Managed vs Unmanaged Cloud

Managed vs Unmanaged Cloud:  How to Choose?

Public cloud providers like Amazon Web Services (AWS), Microsoft Azure, and Google Cloud Platform (GCP) have revolutionized how technology is consumed.  They offer on-demand access and almost infinitely scalable storage and compute resources.  Rather than spending vast amounts of money on an estimated future need of capacity, you can leverage public clouds to scale up and down resources as needed and pay as you go. 

The public cloud is a game changer for startups and companies with elastic demand, allowing them to only pay for what they use.  Cloud providers are responsible for the data center infrastructure, and making sure their platform is reliable and secure.  This means they are responsible for their cloud infrastructure’s hardware infrastructure, software, operating systems, and virtualization layer.  This lessens the need to staff expensive systems engineers. 

That said, public cloud customers are responsible for managing numerous technical aspects of the environment themselves.  Customers that do not have the expertise to manage their cloud environment, or would prefer to outsource this task to a third party, can rely on managed public cloud services. 

This resource outlines your responsibilities in an unmanaged cloud environment and the benefits of a managed cloud so you can determine the suitable model for you.  If you have questions or want more information on cloud services, contact Brightlio today.  We would love to help. 

What is an Unmanaged Cloud? 

When you purchase public cloud resources, substantive technical responsibilities are left up to you to manage.  The provider typically outlines the duties of the provider and the customer in a Shared Responsibility Model

In an unmanaged or customer-managed public cloud deployment, the customer is responsible for the data and configurations within their cloud environment.  Items that are typically customer responsibility include: 

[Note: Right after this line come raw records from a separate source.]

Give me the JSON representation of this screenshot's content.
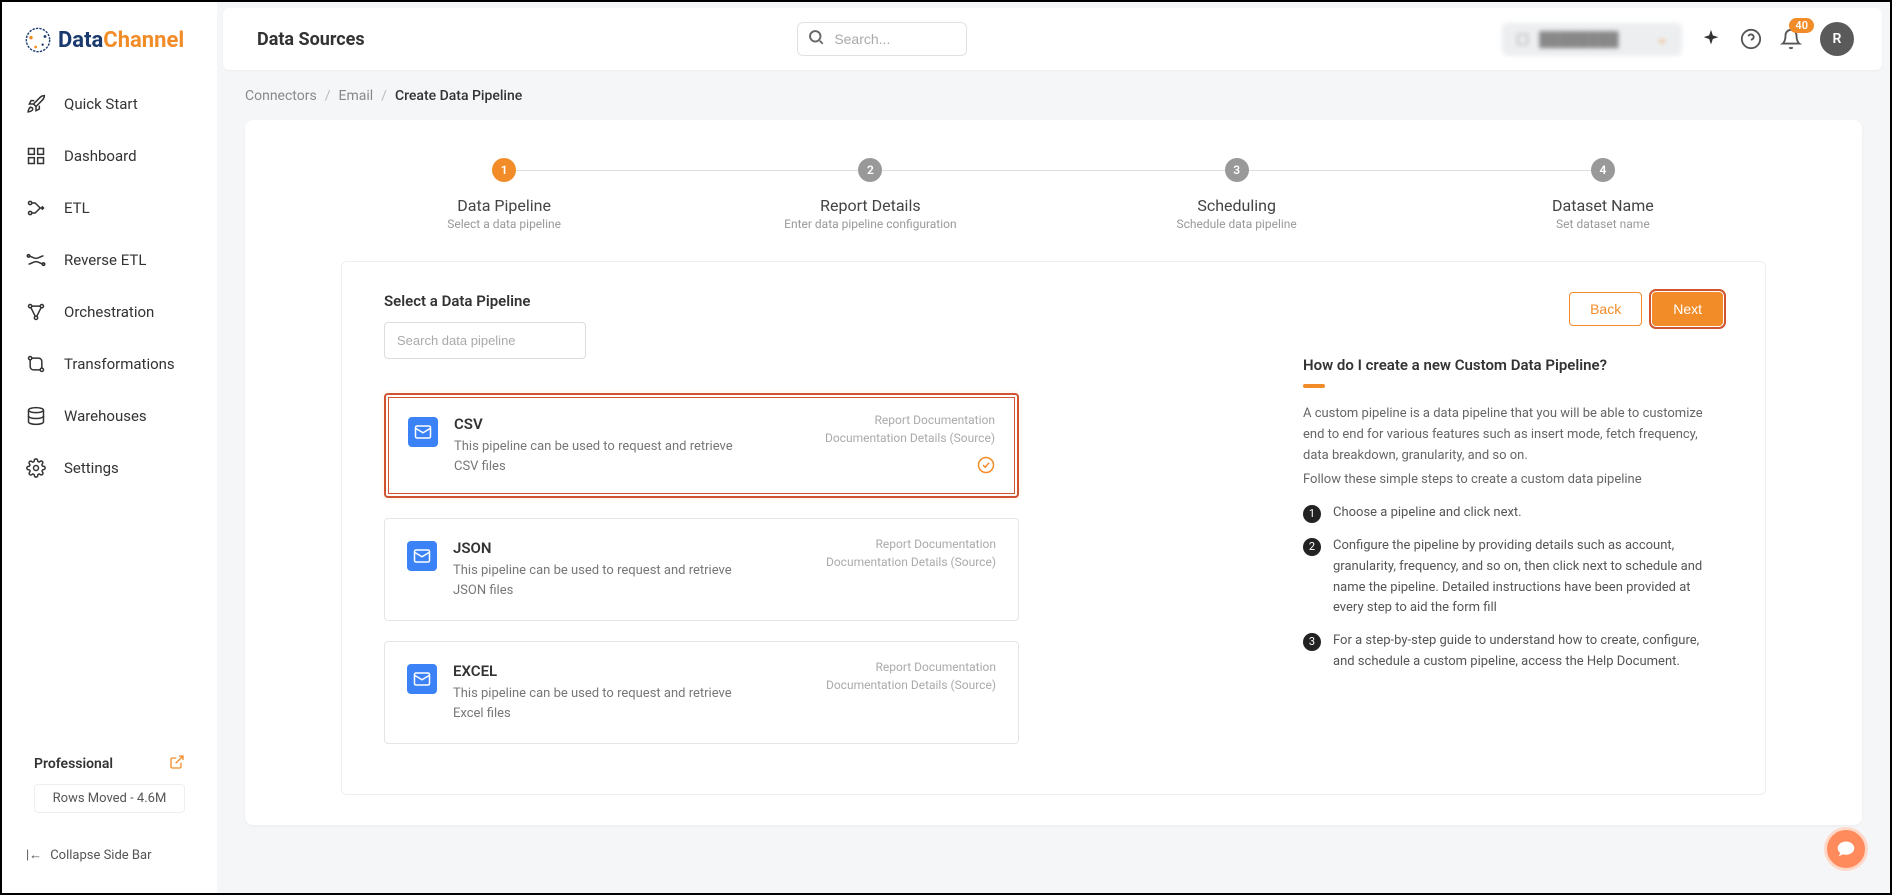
{
  "brand": {
    "name_a": "Data",
    "name_b": "Channel"
  },
  "sidebar": {
    "items": [
      {
        "label": "Quick Start"
      },
      {
        "label": "Dashboard"
      },
      {
        "label": "ETL"
      },
      {
        "label": "Reverse ETL"
      },
      {
        "label": "Orchestration"
      },
      {
        "label": "Transformations"
      },
      {
        "label": "Warehouses"
      },
      {
        "label": "Settings"
      }
    ],
    "plan": {
      "name": "Professional",
      "rows": "Rows Moved - 4.6M"
    },
    "collapse": "Collapse Side Bar"
  },
  "topbar": {
    "title": "Data Sources",
    "search_placeholder": "Search...",
    "notification_count": "40",
    "avatar_initial": "R"
  },
  "breadcrumb": {
    "a": "Connectors",
    "b": "Email",
    "c": "Create Data Pipeline"
  },
  "steps": [
    {
      "num": "1",
      "title": "Data Pipeline",
      "sub": "Select a data pipeline"
    },
    {
      "num": "2",
      "title": "Report Details",
      "sub": "Enter data pipeline configuration"
    },
    {
      "num": "3",
      "title": "Scheduling",
      "sub": "Schedule data pipeline"
    },
    {
      "num": "4",
      "title": "Dataset Name",
      "sub": "Set dataset name"
    }
  ],
  "select": {
    "title": "Select a Data Pipeline",
    "search_placeholder": "Search data pipeline",
    "back": "Back",
    "next": "Next"
  },
  "pipelines": [
    {
      "title": "CSV",
      "desc": "This pipeline can be used to request and retrieve CSV files",
      "link1": "Report Documentation",
      "link2": "Documentation Details (Source)"
    },
    {
      "title": "JSON",
      "desc": "This pipeline can be used to request and retrieve JSON files",
      "link1": "Report Documentation",
      "link2": "Documentation Details (Source)"
    },
    {
      "title": "EXCEL",
      "desc": "This pipeline can be used to request and retrieve Excel files",
      "link1": "Report Documentation",
      "link2": "Documentation Details (Source)"
    }
  ],
  "help": {
    "title": "How do I create a new Custom Data Pipeline?",
    "p1": "A custom pipeline is a data pipeline that you will be able to customize end to end for various features such as insert mode, fetch frequency, data breakdown, granularity, and so on.",
    "p2": "Follow these simple steps to create a custom data pipeline",
    "steps": [
      "Choose a pipeline and click next.",
      "Configure the pipeline by providing details such as account, granularity, frequency, and so on, then click next to schedule and name the pipeline. Detailed instructions have been provided at every step to aid the form fill",
      "For a step-by-step guide to understand how to create, configure, and schedule a custom pipeline, access the Help Document."
    ]
  }
}
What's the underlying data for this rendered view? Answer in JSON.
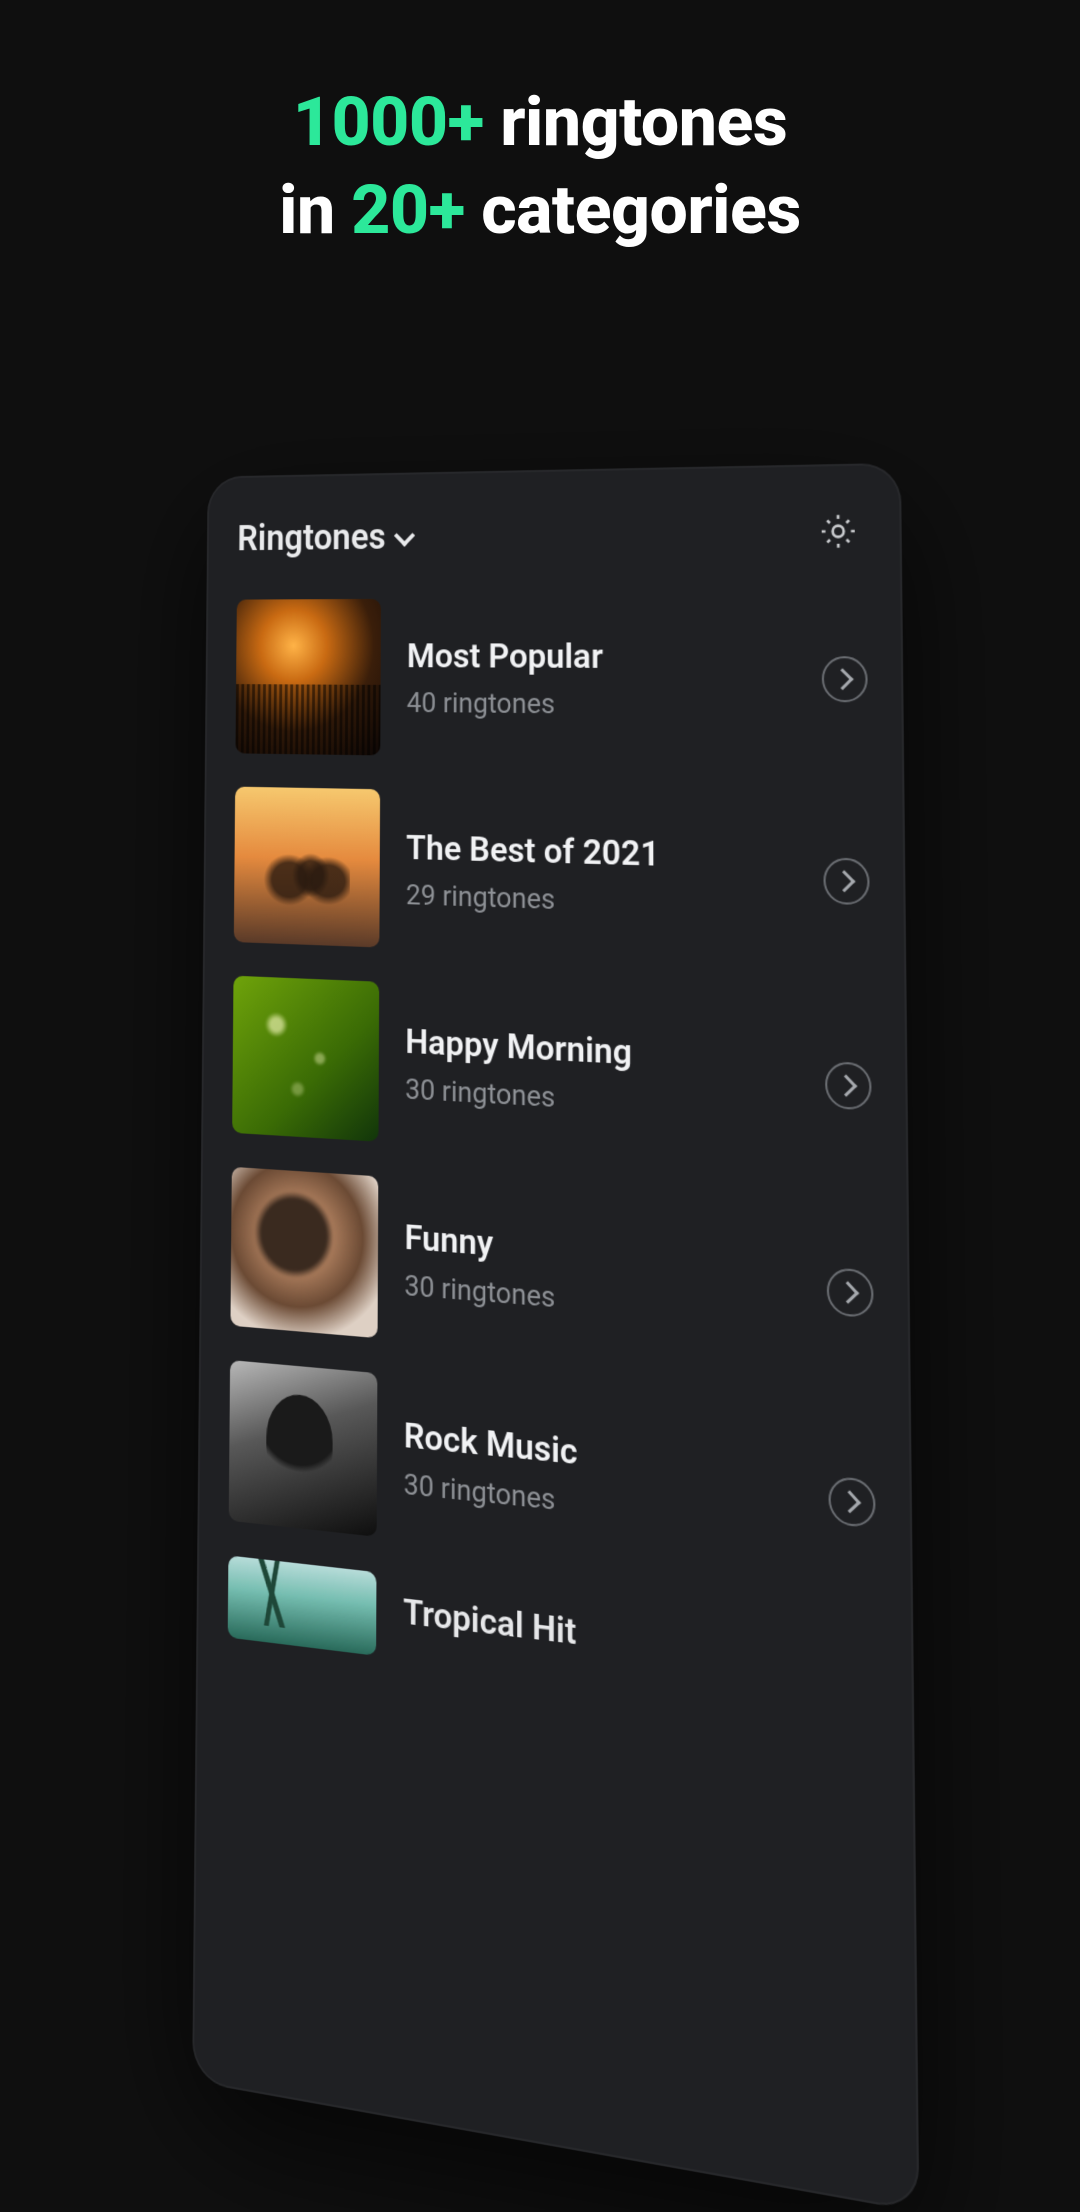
{
  "promo": {
    "part1": "1000+",
    "part2": " ringtones",
    "part3": "in ",
    "part4": "20+",
    "part5": " categories"
  },
  "header": {
    "title": "Ringtones",
    "settings_icon": "gear-icon"
  },
  "categories": [
    {
      "title": "Most Popular",
      "subtitle": "40 ringtones",
      "thumb": "concert"
    },
    {
      "title": "The Best of 2021",
      "subtitle": "29 ringtones",
      "thumb": "sunset"
    },
    {
      "title": "Happy Morning",
      "subtitle": "30 ringtones",
      "thumb": "grass"
    },
    {
      "title": "Funny",
      "subtitle": "30 ringtones",
      "thumb": "portrait"
    },
    {
      "title": "Rock Music",
      "subtitle": "30 ringtones",
      "thumb": "rock"
    },
    {
      "title": "Tropical Hit",
      "subtitle": "",
      "thumb": "tropical"
    }
  ],
  "colors": {
    "accent": "#2ce89a",
    "bg": "#0f0f0f",
    "device": "#1f2023"
  }
}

  • Customer data, data backup, and replication
  • Customer applications 
  • Identity access management 
  • Network and firewall configuration 
  • Client-side and server-side encryption 
  • Network traffic protection, encryption, integrity, and identity

Customers that do not manage these effectively can leave themselves vulnerable to significant performance and security issues. 

As the cloud is pay-per-use, how cloud resources are deployed and managed can significantly affect the monthly cost.  Landing workloads on the optimal instance type, leveraging reserve instances, turning off unused instances, and leveraging cloud cost savings tools are all ways to optimize billing.  While public cloud providers offer free tools for cost management, it is up to the customer to leverage them properly. 

What is Managed Cloud? 

In a Managed Cloud deployment, a Managed Cloud Service Provider (MCSP) takes on many of the responsibilities left to the customer in the Shared Responsibility Model.  Managed Cloud Service Providers have different offerings, but typically include:

  • Architectural review
  • Ongoing security reviews and monitoring 
  • Ongoing cost management and monitoring 
  • Performance monitoring and alerting 
  • Data backup and replication 
  • Reporting and dashboarding 

Managed Cloud Service Providers leverage a combination of public cloud providers’ tools and proprietary or off-the-shelf tools.  These often give customers access to greater visibility, cost management, and security tools than they would have in an unmanaged environment. 

A managed cloud service takes many of the challenges of public cloud deployments off the customer’s plate so that the customer can focus on their core business.  Core customer applications, network connectivity to the cloud, and on-premise customer hardware is typically still customer responsibility unless a more complete managed service is purchased. 

Managed vs Unmanaged Cloud:  Which is Right For You? 

Whether a managed or unmanaged cloud option is best for your business depends on your company’s engineering capabilities, ability, and inclination to use time and resources to manage a cloud environment. 

Managed Cloud providers are typically best for smaller and medium-sized organizations that want to leverage the cloud but want to avoid hiring an IT staff or customers new to using the public cloud.  Larger organizations may have teams of cloud engineers and developers, making managing the cloud in-house a better decision. 

How Can Brightlio Help? 

Whether you are looking to procure cloud resources that you manage yourself or if you are looking for a fully managed public cloud solution, Brightlio can help.   Brightlio has a strategic partnership with leading Managed Cloud Service Providers to offer fully managed and cost-optimized cloud solutions.

Additionally, Brightlio offers solutions, including colocation, network connectivity, unified communications, SD-WAN, and advisory services.

Engage Brightlio today to see how we can assist with your cloud needs.  It would be our privilege to partner with you.